* [Task requirements]: Copy every line of the records exactly, without including the images.

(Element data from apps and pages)
---*---

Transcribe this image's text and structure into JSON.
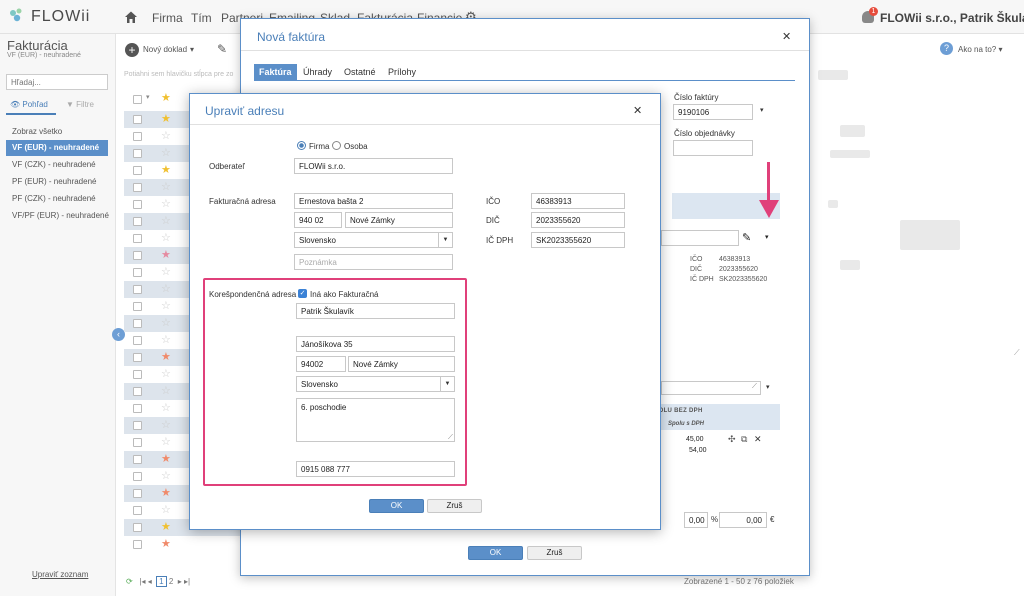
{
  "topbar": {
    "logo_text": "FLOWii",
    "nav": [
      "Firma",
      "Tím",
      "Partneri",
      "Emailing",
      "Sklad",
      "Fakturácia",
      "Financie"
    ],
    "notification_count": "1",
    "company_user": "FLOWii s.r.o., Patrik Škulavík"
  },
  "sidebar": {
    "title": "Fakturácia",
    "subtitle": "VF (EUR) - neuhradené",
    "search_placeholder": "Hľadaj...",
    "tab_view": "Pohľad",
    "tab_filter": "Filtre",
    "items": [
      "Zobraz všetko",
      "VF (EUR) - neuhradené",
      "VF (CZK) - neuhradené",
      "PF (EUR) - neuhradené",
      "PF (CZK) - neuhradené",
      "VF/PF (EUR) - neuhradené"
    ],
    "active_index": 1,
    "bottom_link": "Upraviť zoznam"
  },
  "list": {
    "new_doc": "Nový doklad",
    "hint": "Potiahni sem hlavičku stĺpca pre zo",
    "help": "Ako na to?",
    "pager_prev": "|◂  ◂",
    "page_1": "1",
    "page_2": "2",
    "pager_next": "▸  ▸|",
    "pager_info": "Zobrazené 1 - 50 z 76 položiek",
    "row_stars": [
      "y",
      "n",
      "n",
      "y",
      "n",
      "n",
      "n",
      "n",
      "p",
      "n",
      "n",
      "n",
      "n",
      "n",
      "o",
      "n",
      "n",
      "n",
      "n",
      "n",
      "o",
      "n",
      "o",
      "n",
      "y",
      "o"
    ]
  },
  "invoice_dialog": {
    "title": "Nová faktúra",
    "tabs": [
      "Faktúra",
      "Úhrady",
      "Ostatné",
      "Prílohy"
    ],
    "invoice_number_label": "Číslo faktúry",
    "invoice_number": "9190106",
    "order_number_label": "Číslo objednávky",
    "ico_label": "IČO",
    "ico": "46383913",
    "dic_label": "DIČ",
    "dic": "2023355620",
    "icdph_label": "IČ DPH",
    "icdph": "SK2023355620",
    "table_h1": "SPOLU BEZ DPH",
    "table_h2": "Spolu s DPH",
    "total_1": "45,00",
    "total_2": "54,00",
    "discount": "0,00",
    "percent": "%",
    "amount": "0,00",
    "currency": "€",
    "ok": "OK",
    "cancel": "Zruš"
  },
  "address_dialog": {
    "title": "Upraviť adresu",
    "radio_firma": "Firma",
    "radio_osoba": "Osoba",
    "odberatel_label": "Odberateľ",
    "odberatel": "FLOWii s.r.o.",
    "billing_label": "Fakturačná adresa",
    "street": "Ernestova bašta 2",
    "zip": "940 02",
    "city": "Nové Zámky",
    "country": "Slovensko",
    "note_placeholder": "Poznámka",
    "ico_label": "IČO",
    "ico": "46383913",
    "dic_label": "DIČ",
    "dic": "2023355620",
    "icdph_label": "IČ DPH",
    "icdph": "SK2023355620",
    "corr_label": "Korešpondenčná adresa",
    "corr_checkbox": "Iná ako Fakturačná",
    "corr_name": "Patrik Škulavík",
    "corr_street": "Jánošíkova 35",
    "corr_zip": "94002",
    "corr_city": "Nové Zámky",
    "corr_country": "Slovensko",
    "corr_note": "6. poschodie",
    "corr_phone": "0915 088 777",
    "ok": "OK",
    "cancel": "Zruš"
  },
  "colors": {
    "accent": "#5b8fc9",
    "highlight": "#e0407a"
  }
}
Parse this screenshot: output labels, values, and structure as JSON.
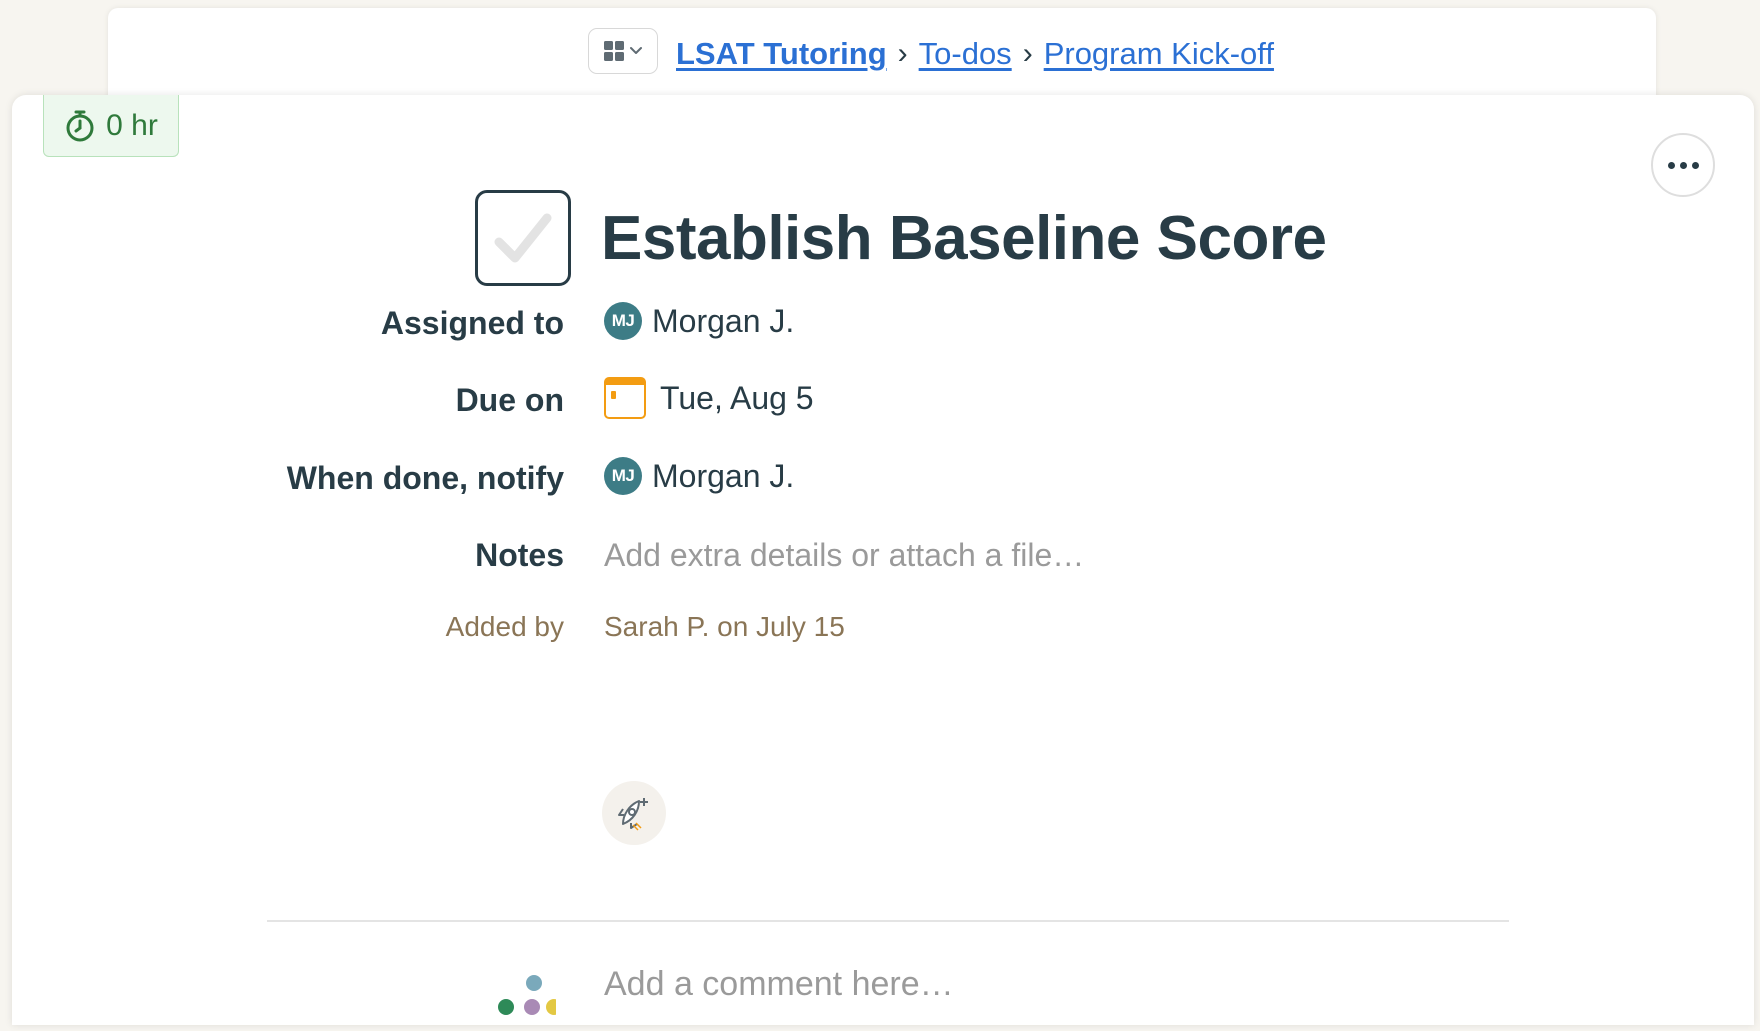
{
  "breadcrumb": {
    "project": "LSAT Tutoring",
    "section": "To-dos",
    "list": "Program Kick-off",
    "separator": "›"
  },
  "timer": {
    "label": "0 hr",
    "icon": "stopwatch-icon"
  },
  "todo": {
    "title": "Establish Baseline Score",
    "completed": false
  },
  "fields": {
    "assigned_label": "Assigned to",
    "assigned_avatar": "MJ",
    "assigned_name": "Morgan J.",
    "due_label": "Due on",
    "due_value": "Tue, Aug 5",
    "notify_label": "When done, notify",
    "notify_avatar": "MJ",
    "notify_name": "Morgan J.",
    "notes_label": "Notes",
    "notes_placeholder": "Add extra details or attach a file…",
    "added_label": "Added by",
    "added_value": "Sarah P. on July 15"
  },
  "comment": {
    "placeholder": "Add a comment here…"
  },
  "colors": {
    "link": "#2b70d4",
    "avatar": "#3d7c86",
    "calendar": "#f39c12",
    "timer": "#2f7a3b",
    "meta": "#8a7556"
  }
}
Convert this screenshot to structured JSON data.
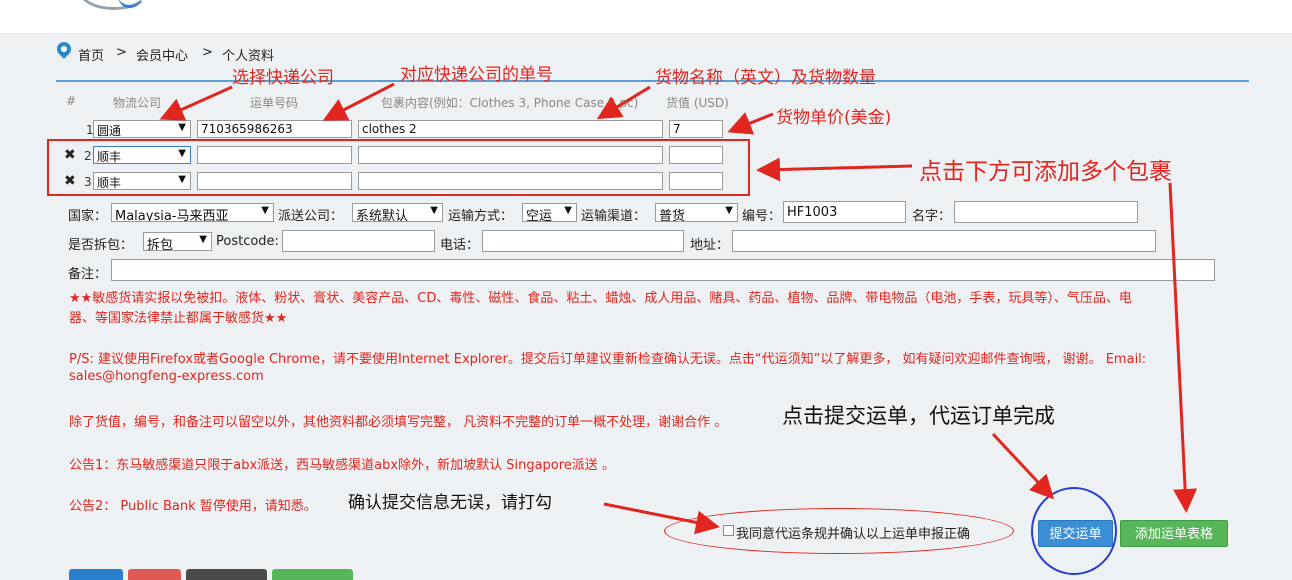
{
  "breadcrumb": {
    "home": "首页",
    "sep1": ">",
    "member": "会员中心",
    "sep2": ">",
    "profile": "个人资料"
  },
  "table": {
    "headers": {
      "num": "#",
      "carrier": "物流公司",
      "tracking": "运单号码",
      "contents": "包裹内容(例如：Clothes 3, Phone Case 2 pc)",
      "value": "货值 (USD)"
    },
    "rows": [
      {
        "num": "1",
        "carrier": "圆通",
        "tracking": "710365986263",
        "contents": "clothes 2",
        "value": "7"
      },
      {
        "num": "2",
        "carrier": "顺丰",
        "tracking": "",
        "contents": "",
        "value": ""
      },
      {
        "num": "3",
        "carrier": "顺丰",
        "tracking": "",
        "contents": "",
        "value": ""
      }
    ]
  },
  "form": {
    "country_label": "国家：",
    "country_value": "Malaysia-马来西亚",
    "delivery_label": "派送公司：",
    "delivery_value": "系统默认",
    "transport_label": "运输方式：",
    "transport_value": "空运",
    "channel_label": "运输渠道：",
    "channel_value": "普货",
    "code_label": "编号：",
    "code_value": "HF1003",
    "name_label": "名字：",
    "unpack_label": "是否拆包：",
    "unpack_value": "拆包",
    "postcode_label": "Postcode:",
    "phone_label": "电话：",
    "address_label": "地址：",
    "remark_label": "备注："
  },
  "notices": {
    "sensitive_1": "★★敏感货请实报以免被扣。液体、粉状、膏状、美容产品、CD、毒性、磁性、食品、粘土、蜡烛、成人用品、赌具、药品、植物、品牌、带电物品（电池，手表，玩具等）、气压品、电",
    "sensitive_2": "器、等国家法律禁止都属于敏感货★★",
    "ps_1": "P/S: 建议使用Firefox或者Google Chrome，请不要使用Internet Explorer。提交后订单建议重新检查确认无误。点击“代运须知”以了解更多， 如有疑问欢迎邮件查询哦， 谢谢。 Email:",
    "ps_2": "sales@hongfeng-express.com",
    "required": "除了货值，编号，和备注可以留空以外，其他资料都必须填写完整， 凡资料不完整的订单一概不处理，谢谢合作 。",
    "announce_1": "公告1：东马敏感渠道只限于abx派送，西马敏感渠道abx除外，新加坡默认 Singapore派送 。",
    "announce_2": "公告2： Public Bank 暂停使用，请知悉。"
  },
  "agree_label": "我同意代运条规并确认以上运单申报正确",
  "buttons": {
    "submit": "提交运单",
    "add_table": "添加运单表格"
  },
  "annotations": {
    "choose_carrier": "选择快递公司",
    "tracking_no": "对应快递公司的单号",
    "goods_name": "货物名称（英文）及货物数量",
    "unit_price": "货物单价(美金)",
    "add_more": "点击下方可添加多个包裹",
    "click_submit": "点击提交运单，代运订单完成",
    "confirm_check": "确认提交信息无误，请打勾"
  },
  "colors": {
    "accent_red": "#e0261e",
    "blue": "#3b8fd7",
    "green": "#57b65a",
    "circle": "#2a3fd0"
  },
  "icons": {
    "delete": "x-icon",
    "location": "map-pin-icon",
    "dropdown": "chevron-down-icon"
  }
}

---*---

* [Your response]:
Transcribe this image's text and structure into JSON.
{
  "topbar": {
    "logo_text": "FLOWii",
    "nav": [
      "Firma",
      "Tím",
      "Partneri",
      "Emailing",
      "Sklad",
      "Fakturácia",
      "Financie"
    ],
    "notification_count": "1",
    "company_user": "FLOWii s.r.o., Patrik Škulavík"
  },
  "sidebar": {
    "title": "Fakturácia",
    "subtitle": "VF (EUR) - neuhradené",
    "search_placeholder": "Hľadaj...",
    "tab_view": "Pohľad",
    "tab_filter": "Filtre",
    "items": [
      "Zobraz všetko",
      "VF (EUR) - neuhradené",
      "VF (CZK) - neuhradené",
      "PF (EUR) - neuhradené",
      "PF (CZK) - neuhradené",
      "VF/PF (EUR) - neuhradené"
    ],
    "active_index": 1,
    "bottom_link": "Upraviť zoznam"
  },
  "list": {
    "new_doc": "Nový doklad",
    "hint": "Potiahni sem hlavičku stĺpca pre zo",
    "help": "Ako na to?",
    "pager_prev": "|◂  ◂",
    "page_1": "1",
    "page_2": "2",
    "pager_next": "▸  ▸|",
    "pager_info": "Zobrazené 1 - 50 z 76 položiek",
    "row_stars": [
      "y",
      "n",
      "n",
      "y",
      "n",
      "n",
      "n",
      "n",
      "p",
      "n",
      "n",
      "n",
      "n",
      "n",
      "o",
      "n",
      "n",
      "n",
      "n",
      "n",
      "o",
      "n",
      "o",
      "n",
      "y",
      "o"
    ]
  },
  "invoice_dialog": {
    "title": "Nová faktúra",
    "tabs": [
      "Faktúra",
      "Úhrady",
      "Ostatné",
      "Prílohy"
    ],
    "invoice_number_label": "Číslo faktúry",
    "invoice_number": "9190106",
    "order_number_label": "Číslo objednávky",
    "ico_label": "IČO",
    "ico": "46383913",
    "dic_label": "DIČ",
    "dic": "2023355620",
    "icdph_label": "IČ DPH",
    "icdph": "SK2023355620",
    "table_h1": "SPOLU BEZ DPH",
    "table_h2": "Spolu s DPH",
    "total_1": "45,00",
    "total_2": "54,00",
    "discount": "0,00",
    "percent": "%",
    "amount": "0,00",
    "currency": "€",
    "ok": "OK",
    "cancel": "Zruš"
  },
  "address_dialog": {
    "title": "Upraviť adresu",
    "radio_firma": "Firma",
    "radio_osoba": "Osoba",
    "odberatel_label": "Odberateľ",
    "odberatel": "FLOWii s.r.o.",
    "billing_label": "Fakturačná adresa",
    "street": "Ernestova bašta 2",
    "zip": "940 02",
    "city": "Nové Zámky",
    "country": "Slovensko",
    "note_placeholder": "Poznámka",
    "ico_label": "IČO",
    "ico": "46383913",
    "dic_label": "DIČ",
    "dic": "2023355620",
    "icdph_label": "IČ DPH",
    "icdph": "SK2023355620",
    "corr_label": "Korešpondenčná adresa",
    "corr_checkbox": "Iná ako Fakturačná",
    "corr_name": "Patrik Škulavík",
    "corr_street": "Jánošíkova 35",
    "corr_zip": "94002",
    "corr_city": "Nové Zámky",
    "corr_country": "Slovensko",
    "corr_note": "6. poschodie",
    "corr_phone": "0915 088 777",
    "ok": "OK",
    "cancel": "Zruš"
  },
  "colors": {
    "accent": "#5b8fc9",
    "highlight": "#e0407a"
  }
}
Parse this screenshot: output labels, values, and structure as JSON.
{
  "breadcrumb": {
    "project": "LSAT Tutoring",
    "section": "To-dos",
    "list": "Program Kick-off",
    "separator": "›"
  },
  "timer": {
    "label": "0 hr",
    "icon": "stopwatch-icon"
  },
  "todo": {
    "title": "Establish Baseline Score",
    "completed": false
  },
  "fields": {
    "assigned_label": "Assigned to",
    "assigned_avatar": "MJ",
    "assigned_name": "Morgan J.",
    "due_label": "Due on",
    "due_value": "Tue, Aug 5",
    "notify_label": "When done, notify",
    "notify_avatar": "MJ",
    "notify_name": "Morgan J.",
    "notes_label": "Notes",
    "notes_placeholder": "Add extra details or attach a file…",
    "added_label": "Added by",
    "added_value": "Sarah P. on July 15"
  },
  "comment": {
    "placeholder": "Add a comment here…"
  },
  "colors": {
    "link": "#2b70d4",
    "avatar": "#3d7c86",
    "calendar": "#f39c12",
    "timer": "#2f7a3b",
    "meta": "#8a7556"
  }
}
Convert this screenshot to structured JSON data.
{
  "breadcrumb": {
    "home": "首页",
    "sep1": ">",
    "member": "会员中心",
    "sep2": ">",
    "profile": "个人资料"
  },
  "table": {
    "headers": {
      "num": "#",
      "carrier": "物流公司",
      "tracking": "运单号码",
      "contents": "包裹内容(例如：Clothes 3, Phone Case 2 pc)",
      "value": "货值 (USD)"
    },
    "rows": [
      {
        "num": "1",
        "carrier": "圆通",
        "tracking": "710365986263",
        "contents": "clothes 2",
        "value": "7"
      },
      {
        "num": "2",
        "carrier": "顺丰",
        "tracking": "",
        "contents": "",
        "value": ""
      },
      {
        "num": "3",
        "carrier": "顺丰",
        "tracking": "",
        "contents": "",
        "value": ""
      }
    ]
  },
  "form": {
    "country_label": "国家：",
    "country_value": "Malaysia-马来西亚",
    "delivery_label": "派送公司：",
    "delivery_value": "系统默认",
    "transport_label": "运输方式：",
    "transport_value": "空运",
    "channel_label": "运输渠道：",
    "channel_value": "普货",
    "code_label": "编号：",
    "code_value": "HF1003",
    "name_label": "名字：",
    "unpack_label": "是否拆包：",
    "unpack_value": "拆包",
    "postcode_label": "Postcode:",
    "phone_label": "电话：",
    "address_label": "地址：",
    "remark_label": "备注："
  },
  "notices": {
    "sensitive_1": "★★敏感货请实报以免被扣。液体、粉状、膏状、美容产品、CD、毒性、磁性、食品、粘土、蜡烛、成人用品、赌具、药品、植物、品牌、带电物品（电池，手表，玩具等）、气压品、电",
    "sensitive_2": "器、等国家法律禁止都属于敏感货★★",
    "ps_1": "P/S: 建议使用Firefox或者Google Chrome，请不要使用Internet Explorer。提交后订单建议重新检查确认无误。点击“代运须知”以了解更多， 如有疑问欢迎邮件查询哦， 谢谢。 Email:",
    "ps_2": "sales@hongfeng-express.com",
    "required": "除了货值，编号，和备注可以留空以外，其他资料都必须填写完整， 凡资料不完整的订单一概不处理，谢谢合作 。",
    "announce_1": "公告1：东马敏感渠道只限于abx派送，西马敏感渠道abx除外，新加坡默认 Singapore派送 。",
    "announce_2": "公告2： Public Bank 暂停使用，请知悉。"
  },
  "agree_label": "我同意代运条规并确认以上运单申报正确",
  "buttons": {
    "submit": "提交运单",
    "add_table": "添加运单表格"
  },
  "annotations": {
    "choose_carrier": "选择快递公司",
    "tracking_no": "对应快递公司的单号",
    "goods_name": "货物名称（英文）及货物数量",
    "unit_price": "货物单价(美金)",
    "add_more": "点击下方可添加多个包裹",
    "click_submit": "点击提交运单，代运订单完成",
    "confirm_check": "确认提交信息无误，请打勾"
  },
  "colors": {
    "accent_red": "#e0261e",
    "blue": "#3b8fd7",
    "green": "#57b65a",
    "circle": "#2a3fd0"
  },
  "icons": {
    "delete": "x-icon",
    "location": "map-pin-icon",
    "dropdown": "chevron-down-icon"
  }
}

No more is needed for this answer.